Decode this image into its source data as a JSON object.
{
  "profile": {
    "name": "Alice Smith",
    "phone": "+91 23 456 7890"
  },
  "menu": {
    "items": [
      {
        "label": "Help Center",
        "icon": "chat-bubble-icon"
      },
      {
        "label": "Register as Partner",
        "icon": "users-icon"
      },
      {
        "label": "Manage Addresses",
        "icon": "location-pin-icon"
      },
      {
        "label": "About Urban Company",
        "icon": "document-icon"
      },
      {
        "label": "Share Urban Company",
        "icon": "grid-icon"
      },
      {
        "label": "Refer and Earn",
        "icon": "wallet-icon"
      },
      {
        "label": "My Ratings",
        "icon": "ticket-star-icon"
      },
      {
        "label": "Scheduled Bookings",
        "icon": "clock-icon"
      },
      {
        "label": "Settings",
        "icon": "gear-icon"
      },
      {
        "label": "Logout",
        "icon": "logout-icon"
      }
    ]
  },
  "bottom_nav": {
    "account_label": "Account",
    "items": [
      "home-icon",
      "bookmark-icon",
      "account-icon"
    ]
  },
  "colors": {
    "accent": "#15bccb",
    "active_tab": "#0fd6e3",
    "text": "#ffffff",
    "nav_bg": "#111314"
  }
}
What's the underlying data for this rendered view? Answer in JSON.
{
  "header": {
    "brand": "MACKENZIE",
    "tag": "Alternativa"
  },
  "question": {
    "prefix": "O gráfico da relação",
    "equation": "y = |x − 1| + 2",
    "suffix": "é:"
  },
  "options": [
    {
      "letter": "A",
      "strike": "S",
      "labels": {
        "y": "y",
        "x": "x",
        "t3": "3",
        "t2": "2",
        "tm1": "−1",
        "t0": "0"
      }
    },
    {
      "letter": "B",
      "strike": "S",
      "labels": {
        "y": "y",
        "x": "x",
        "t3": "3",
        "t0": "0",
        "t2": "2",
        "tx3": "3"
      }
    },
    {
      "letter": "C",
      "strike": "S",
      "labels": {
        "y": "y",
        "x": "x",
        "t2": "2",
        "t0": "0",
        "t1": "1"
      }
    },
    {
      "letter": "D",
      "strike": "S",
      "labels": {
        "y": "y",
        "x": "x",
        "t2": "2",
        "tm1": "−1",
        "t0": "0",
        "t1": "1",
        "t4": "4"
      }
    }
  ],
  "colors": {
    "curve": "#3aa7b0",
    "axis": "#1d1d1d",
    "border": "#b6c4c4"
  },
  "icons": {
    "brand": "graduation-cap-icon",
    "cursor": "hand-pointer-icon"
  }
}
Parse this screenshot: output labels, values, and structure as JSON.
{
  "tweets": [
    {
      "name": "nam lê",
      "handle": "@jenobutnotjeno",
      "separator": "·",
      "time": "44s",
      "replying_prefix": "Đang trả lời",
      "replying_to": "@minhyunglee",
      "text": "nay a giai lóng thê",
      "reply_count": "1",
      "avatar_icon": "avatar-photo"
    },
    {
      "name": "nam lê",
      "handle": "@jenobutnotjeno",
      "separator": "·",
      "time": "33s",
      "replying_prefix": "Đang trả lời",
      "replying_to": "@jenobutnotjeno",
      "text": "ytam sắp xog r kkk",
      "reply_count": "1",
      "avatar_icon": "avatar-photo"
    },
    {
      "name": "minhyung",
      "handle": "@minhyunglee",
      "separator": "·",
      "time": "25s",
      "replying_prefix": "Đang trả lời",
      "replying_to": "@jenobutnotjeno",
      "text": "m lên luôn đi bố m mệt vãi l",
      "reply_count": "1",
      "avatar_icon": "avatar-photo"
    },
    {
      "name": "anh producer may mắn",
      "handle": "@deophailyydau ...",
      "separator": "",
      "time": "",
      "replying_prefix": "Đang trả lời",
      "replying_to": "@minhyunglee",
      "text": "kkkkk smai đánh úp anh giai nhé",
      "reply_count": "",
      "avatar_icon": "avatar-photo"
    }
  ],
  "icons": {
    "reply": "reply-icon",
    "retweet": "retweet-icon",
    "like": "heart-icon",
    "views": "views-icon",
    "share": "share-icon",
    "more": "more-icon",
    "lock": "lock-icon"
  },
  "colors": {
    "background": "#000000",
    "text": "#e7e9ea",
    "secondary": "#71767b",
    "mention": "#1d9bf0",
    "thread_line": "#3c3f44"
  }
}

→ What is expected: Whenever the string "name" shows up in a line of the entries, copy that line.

→ Your response:
    "name": "Alice Smith",
      "name": "nam lê",
      "name": "nam lê",
      "name": "minhyung",
      "name": "anh producer may mắn",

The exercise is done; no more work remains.